reel (noun, verb) /ril/ LISTEN
A reel is a cylinder or other device that spins and is used to wind up or let out wire, rope, or film, such as the ones used on fishing rods or kites or movie projectors. The amount of something wound on a reel is also called reel, and the verb to reel means ‘to wind on a reel’ or, followed by either in or out, ‘to pull by winding on a reel.’ To reel also means ‘to move unsteadily or rock’ and also ‘to stagger or walk unsteadily due to drunkness or dizziness,’ or ‘to whirl.’
- The fishing line was wound around the reel.
- The projectionist fitted another reel of film to the projector.
- The finished fabric is reeled before being dispatched to the stores.
- The angler reeled in the fish.
- The boxer reeled from the blow.
- The drunk was reeling about.
- Amber's mind reeled as she thought of all the possibilities.
Words often used with reel
off the reel (US): immediately, without delay. Example: “We offered Tim the job and he said yes right off the reel.”
reel off: to say, write, or produce quickly. Example: “The author always reels off three pages of work before breakfast.”
In pop culture
The reel is also a traditional Scottish dance, as you can see in this clip from a BBC TV show on the history of dance:
Did you know?
In the world of media, a demo reel is an audio or visual presentation designed to show a potential employer what media skills someone possesses, such as camerawork, editing, etc.

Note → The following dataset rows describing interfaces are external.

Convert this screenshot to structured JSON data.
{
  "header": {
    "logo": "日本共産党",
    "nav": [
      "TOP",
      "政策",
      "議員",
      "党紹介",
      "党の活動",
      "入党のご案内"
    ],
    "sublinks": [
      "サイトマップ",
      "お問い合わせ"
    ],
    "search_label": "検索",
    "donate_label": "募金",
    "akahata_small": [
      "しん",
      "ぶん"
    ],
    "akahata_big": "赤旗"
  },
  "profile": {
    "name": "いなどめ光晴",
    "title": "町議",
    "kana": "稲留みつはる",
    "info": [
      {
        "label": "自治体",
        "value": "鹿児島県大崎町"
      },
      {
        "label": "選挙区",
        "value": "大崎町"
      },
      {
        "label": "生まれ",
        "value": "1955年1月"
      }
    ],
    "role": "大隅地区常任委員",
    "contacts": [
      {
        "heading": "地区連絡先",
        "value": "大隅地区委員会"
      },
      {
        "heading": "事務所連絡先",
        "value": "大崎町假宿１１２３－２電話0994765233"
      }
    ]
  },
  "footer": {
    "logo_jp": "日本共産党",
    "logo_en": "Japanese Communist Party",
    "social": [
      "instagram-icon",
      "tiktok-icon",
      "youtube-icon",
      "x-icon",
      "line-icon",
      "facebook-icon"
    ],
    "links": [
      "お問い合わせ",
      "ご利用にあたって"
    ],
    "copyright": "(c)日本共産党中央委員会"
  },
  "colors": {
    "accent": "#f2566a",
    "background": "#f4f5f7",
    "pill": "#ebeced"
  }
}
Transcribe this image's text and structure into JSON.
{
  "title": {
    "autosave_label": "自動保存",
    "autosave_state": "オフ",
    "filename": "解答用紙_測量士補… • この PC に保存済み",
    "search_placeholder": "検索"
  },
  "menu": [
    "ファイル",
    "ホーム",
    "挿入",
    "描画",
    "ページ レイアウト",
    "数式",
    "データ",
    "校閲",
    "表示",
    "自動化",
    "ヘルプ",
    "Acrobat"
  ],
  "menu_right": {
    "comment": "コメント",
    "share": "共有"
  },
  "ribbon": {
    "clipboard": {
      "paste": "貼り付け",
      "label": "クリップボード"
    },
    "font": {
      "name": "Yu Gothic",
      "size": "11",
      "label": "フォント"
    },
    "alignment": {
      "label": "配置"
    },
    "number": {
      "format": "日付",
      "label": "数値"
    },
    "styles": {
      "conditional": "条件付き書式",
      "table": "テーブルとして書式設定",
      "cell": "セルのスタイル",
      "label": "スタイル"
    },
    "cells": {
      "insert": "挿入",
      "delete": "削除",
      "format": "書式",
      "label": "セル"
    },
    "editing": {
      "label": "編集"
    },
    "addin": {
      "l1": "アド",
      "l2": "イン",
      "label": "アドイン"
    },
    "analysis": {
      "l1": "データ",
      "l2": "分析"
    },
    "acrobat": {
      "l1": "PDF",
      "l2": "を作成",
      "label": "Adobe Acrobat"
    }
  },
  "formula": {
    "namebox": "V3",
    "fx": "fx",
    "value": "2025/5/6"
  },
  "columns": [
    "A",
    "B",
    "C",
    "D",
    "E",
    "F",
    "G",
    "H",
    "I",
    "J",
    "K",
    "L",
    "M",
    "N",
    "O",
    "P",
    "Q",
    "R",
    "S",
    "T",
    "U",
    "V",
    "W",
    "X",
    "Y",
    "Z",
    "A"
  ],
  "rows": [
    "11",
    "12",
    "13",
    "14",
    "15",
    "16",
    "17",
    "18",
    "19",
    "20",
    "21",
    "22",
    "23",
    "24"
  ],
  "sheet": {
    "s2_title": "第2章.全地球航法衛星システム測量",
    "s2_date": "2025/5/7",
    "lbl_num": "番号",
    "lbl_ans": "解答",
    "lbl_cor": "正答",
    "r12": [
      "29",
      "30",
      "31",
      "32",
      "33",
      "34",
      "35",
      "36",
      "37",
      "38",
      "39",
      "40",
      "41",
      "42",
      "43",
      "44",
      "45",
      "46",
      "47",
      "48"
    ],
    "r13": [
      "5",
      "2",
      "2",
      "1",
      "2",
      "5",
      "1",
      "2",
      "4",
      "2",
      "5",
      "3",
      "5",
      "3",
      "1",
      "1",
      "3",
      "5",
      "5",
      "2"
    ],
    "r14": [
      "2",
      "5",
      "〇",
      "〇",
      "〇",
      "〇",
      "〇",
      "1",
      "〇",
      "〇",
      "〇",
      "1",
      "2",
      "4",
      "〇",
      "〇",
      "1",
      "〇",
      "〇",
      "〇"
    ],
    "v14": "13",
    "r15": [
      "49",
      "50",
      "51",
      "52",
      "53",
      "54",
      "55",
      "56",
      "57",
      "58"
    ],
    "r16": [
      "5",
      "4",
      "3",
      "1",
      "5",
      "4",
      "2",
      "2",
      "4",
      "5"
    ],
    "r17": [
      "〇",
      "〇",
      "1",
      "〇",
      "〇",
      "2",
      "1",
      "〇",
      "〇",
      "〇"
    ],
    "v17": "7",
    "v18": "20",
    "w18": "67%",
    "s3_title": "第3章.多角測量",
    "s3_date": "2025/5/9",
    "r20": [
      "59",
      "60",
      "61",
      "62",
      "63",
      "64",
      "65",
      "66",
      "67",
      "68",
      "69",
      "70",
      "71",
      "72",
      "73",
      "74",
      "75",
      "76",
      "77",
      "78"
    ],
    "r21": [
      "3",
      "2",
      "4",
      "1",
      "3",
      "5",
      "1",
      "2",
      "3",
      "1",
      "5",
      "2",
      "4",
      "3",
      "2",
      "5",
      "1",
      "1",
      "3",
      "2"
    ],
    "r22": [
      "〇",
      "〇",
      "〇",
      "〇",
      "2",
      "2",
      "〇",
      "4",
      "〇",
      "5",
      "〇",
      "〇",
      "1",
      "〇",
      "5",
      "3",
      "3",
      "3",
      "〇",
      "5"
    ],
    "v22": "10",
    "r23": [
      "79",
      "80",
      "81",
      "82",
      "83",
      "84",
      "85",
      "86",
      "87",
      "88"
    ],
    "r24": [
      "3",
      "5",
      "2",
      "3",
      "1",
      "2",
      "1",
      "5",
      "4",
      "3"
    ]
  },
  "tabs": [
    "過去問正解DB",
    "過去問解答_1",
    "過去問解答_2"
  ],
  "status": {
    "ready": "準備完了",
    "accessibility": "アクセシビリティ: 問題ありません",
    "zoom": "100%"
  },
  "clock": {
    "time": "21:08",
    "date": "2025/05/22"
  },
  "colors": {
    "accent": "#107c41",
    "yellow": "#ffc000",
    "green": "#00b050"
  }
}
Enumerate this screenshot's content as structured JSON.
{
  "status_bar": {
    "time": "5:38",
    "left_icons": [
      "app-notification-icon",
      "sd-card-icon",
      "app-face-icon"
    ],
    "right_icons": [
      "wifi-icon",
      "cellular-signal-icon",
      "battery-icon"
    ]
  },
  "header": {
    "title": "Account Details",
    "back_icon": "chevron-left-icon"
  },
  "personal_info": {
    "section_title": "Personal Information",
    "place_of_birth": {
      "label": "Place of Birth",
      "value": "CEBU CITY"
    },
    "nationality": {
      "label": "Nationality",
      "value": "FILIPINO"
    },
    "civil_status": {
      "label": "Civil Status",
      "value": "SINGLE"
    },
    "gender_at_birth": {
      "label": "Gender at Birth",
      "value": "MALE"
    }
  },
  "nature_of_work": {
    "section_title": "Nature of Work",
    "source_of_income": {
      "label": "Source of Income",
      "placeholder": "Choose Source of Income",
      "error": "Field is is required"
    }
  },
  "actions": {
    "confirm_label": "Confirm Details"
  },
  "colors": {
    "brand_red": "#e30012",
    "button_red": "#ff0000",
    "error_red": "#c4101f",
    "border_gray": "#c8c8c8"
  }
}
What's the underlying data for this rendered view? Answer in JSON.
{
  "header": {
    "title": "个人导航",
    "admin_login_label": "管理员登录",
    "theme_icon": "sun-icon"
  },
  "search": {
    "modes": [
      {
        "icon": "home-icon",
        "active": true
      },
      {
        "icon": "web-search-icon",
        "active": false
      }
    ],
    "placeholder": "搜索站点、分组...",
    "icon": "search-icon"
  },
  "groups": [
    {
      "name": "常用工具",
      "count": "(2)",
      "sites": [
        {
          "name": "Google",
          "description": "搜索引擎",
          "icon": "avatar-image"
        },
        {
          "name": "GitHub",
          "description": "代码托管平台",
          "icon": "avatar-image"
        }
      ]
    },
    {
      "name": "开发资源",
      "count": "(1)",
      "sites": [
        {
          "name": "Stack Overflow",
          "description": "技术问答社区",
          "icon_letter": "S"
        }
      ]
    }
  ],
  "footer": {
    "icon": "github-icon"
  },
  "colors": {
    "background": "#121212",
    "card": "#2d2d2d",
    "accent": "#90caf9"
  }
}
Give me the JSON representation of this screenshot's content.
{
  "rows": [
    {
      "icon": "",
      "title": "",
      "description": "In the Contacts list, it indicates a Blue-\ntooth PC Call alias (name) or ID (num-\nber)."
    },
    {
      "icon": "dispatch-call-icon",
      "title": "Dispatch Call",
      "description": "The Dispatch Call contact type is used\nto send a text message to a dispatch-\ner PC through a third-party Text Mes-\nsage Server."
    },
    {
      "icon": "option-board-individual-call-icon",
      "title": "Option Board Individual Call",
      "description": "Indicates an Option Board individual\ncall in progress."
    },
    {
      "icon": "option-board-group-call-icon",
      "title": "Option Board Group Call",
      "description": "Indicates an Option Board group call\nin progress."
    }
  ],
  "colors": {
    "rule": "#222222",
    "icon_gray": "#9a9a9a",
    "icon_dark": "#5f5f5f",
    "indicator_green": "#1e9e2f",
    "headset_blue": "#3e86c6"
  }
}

Reel dates back to around the year 1000. The Old English noun hrēol, which had been simplified to rele by Middle English, originally meant ‘a reel for winding thread.’ It can be traced back to the Proto-Germanic hrehulaz and the Proto-Indo-European root krek- (to weave or beat). It is related to the Old English hrægel (garment) and the Old Norse hræll (spindle), as well as the Greek krokus (nap of cloth). The meaning eventually widened to include any type of frame turning on an axis, though it’s mostly used when long, thin material, like thread or film, is wound on it. Reel has also meant ‘a whirl or a whirling motion’ since the mid-16th century. It has been used to refer to the winding part of a fishing rod since the early 18th century, and related to film and other recording media since the late 19th century. The Scottish dance reel has been called that since the late 16th century, and probably evolved from the ‘whirl’ meaning. It has also been used to describe the music for this specific dance since the late 16th century. The verb comes from the noun and, originally meaning ‘to wind on a reel,’ dates back to the late 14th century. The sense ‘to whirl around’ is also from the late 14th century. By the year 1400, the senses ‘to sway, swing or rock,’ ‘to become unsteady’ and to stagger’ (usually because of a blow), had also appeared. It has been used to describe a feeling of the mind reeling (or spinning) since the late 18th century, while reel off (to recite or write without pause) is from the mid-19th century. The verb has been used in the context of fishing since the mid-18th century.